**Exercise details:**
Scan the data for lines with "kind" and report the count by itself.

(Website and app data records)
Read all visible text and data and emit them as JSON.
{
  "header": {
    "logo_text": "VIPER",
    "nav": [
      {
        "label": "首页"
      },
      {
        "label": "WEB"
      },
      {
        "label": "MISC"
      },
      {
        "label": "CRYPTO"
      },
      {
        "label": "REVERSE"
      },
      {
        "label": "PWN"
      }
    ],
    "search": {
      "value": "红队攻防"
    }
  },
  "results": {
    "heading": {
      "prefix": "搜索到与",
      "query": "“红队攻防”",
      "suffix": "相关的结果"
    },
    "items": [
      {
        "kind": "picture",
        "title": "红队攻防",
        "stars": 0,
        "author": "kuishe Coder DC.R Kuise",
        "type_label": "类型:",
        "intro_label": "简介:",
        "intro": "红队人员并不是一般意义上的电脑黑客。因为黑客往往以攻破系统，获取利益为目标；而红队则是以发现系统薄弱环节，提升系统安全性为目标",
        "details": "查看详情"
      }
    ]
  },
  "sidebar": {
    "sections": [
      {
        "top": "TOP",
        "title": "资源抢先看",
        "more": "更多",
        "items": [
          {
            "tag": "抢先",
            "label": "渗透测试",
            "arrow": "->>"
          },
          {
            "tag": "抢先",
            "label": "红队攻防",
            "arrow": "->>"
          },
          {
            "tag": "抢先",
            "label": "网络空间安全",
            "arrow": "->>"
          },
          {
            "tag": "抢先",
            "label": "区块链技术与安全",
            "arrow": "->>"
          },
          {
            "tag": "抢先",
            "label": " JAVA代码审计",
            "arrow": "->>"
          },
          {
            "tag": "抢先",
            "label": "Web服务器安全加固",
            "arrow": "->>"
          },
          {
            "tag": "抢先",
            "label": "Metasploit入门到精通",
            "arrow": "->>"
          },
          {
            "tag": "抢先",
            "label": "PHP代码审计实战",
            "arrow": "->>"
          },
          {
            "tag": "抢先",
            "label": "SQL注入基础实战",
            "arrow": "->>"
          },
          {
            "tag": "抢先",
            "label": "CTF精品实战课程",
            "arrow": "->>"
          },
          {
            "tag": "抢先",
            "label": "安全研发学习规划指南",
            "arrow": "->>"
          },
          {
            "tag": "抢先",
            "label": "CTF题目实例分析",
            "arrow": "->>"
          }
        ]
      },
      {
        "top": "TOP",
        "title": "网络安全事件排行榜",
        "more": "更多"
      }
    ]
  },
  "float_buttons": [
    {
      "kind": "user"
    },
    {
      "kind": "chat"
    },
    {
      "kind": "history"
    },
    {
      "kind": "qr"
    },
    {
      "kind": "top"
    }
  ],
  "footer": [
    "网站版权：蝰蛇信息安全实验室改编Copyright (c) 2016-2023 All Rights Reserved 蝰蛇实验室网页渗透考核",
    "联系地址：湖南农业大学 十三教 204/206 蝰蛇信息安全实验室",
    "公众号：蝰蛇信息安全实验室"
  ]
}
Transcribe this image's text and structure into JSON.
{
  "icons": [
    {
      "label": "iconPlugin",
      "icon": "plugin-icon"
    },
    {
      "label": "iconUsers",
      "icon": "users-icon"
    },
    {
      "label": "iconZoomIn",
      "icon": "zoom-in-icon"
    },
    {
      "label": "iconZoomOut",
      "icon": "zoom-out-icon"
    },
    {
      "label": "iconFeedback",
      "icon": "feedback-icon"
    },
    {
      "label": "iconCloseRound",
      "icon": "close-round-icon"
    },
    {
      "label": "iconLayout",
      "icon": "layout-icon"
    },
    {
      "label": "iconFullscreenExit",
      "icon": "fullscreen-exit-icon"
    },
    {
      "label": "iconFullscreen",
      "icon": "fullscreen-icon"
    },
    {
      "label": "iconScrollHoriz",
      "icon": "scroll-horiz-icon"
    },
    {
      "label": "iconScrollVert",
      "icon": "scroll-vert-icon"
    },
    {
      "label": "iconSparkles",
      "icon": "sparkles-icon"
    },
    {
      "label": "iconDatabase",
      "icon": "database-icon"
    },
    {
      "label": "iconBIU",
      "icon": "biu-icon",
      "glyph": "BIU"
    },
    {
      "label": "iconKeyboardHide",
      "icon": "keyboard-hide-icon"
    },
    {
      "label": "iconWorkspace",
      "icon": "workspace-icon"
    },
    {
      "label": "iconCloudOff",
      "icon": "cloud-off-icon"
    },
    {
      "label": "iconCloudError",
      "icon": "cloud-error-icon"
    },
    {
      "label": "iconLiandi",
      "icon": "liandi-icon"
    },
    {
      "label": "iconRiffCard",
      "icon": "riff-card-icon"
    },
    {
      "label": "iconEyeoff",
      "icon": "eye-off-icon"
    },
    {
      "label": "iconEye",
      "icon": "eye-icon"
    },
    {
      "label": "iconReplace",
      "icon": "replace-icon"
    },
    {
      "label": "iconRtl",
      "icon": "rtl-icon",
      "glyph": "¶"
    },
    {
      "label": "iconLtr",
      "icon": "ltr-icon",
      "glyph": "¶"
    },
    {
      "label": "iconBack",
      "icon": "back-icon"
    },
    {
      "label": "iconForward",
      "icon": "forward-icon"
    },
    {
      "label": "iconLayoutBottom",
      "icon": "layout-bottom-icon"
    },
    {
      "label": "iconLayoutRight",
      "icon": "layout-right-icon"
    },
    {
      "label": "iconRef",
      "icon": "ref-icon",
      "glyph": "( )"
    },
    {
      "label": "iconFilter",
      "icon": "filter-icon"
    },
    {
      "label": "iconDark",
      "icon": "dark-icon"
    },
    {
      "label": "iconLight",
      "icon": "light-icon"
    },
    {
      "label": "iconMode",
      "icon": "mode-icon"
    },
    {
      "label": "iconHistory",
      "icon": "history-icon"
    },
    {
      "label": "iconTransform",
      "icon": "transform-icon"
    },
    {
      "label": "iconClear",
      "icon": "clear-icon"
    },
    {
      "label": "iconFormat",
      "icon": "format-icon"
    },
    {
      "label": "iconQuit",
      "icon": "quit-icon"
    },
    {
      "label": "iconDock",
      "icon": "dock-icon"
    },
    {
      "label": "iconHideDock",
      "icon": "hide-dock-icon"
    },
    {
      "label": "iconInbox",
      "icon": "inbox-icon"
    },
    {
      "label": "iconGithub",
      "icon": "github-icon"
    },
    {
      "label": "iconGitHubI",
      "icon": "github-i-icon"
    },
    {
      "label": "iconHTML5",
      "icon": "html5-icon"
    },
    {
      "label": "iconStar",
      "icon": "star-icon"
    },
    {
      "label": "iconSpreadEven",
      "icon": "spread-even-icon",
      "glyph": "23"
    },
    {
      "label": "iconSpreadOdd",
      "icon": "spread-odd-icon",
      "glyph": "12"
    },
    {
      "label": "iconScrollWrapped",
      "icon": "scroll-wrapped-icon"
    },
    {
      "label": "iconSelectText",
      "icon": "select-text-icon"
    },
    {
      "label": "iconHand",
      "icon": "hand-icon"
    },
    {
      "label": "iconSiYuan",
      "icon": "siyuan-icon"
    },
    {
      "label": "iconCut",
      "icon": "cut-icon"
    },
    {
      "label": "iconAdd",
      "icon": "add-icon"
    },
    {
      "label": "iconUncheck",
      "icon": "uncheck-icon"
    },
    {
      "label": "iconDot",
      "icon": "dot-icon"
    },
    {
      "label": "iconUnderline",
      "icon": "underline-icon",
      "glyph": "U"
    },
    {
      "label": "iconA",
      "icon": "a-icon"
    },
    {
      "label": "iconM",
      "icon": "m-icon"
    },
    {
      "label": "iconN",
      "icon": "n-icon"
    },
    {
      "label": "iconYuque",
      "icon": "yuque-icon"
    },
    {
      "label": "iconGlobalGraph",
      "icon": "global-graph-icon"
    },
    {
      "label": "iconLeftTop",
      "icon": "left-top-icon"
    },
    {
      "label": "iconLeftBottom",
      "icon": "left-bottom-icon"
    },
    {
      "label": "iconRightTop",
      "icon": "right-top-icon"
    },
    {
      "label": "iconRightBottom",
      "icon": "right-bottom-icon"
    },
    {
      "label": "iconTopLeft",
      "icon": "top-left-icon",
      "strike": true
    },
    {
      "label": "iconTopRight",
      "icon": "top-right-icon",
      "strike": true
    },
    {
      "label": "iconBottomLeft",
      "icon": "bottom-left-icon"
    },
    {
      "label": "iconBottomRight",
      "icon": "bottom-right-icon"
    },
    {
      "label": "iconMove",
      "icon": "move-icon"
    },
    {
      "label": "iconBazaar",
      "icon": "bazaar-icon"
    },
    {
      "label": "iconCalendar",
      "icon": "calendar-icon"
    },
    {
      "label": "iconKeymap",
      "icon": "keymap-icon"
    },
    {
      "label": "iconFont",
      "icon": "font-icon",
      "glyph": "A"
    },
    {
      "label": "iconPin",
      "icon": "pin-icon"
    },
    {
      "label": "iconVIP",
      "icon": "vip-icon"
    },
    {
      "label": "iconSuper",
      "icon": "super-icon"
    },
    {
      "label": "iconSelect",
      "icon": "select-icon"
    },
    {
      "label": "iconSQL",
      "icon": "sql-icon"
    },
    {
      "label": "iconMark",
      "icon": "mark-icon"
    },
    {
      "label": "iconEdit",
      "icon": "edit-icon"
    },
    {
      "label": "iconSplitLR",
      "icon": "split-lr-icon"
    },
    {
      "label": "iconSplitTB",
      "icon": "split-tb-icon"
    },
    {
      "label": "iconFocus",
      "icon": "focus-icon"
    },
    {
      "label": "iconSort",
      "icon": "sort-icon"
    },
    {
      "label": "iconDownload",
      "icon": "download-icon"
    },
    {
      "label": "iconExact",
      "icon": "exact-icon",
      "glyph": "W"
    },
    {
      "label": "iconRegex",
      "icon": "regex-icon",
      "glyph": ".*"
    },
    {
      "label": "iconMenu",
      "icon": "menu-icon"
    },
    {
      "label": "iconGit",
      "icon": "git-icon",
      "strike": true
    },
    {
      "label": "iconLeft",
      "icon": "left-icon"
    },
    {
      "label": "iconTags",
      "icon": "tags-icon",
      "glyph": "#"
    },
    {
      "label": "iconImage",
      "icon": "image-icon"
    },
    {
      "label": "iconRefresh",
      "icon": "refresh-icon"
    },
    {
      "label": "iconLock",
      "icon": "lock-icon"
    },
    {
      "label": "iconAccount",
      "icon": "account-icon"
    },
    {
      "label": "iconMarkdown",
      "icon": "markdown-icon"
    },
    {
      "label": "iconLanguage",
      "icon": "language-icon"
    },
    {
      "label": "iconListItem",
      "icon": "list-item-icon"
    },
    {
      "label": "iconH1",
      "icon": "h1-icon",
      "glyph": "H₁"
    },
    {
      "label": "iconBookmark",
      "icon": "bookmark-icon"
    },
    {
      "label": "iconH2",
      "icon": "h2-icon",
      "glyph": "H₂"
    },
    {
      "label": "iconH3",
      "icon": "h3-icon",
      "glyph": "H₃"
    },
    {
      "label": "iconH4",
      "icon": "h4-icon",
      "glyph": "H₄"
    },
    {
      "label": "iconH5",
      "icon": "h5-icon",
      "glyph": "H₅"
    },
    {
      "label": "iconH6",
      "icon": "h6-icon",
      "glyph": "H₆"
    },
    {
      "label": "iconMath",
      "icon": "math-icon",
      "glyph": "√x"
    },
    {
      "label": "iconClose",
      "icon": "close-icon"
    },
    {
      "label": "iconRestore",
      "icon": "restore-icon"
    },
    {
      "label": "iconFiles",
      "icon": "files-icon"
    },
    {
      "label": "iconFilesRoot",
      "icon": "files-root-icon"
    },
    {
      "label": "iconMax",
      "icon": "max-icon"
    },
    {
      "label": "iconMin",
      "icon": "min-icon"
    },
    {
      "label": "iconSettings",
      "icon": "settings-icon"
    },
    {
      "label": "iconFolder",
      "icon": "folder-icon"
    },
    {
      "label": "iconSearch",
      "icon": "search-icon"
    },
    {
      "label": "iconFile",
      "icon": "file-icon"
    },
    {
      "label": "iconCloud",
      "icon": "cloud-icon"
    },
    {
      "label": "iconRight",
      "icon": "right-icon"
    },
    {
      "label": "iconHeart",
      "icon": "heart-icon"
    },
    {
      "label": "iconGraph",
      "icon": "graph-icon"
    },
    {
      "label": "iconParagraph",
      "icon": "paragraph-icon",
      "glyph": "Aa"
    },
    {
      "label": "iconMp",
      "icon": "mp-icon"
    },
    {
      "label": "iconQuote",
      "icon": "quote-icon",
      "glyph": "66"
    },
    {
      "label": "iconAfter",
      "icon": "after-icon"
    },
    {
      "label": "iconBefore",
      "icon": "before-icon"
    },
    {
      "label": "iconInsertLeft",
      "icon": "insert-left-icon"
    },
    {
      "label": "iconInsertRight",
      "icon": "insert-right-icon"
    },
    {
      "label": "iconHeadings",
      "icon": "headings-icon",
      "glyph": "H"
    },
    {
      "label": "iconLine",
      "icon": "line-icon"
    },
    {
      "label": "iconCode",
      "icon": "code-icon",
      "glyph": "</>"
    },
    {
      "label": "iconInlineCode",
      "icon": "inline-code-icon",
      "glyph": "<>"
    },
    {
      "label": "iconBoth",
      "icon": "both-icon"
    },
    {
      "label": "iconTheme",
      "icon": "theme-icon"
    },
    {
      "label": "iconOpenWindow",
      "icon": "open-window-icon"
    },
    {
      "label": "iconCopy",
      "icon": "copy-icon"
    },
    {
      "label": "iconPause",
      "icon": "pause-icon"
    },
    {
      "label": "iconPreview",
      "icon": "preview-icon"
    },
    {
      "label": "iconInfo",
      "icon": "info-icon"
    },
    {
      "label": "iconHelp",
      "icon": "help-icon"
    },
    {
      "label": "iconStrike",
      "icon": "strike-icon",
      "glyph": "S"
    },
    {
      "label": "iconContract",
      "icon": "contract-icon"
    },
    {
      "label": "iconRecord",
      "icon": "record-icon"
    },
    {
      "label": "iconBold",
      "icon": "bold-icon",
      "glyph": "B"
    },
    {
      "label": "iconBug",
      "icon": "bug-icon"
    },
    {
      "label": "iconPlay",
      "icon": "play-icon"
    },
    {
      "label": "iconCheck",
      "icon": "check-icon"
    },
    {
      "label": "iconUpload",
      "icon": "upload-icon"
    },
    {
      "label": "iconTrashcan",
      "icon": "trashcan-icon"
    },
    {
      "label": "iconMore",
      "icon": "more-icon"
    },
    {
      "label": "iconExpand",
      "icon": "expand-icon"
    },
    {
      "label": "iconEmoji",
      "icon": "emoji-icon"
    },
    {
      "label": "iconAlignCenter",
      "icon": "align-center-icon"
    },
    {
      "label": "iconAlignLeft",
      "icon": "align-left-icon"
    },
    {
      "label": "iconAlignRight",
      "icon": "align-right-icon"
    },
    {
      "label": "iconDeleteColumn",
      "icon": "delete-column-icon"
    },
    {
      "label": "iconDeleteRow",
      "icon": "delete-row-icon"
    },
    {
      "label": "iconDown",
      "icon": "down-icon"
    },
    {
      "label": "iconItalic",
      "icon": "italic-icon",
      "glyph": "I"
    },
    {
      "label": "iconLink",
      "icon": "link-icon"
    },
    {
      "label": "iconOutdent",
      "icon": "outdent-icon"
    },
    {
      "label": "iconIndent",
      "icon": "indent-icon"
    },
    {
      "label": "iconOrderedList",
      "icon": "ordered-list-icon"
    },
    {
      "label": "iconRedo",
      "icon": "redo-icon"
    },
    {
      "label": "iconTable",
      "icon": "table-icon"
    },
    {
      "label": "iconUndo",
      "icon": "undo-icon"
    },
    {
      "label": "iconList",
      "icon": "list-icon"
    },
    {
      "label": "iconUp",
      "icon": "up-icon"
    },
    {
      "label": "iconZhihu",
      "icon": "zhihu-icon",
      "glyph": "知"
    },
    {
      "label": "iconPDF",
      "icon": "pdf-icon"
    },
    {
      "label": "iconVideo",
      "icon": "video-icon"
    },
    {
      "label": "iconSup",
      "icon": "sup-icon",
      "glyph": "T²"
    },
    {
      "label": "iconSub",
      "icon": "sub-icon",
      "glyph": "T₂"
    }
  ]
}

**Written answer:**
6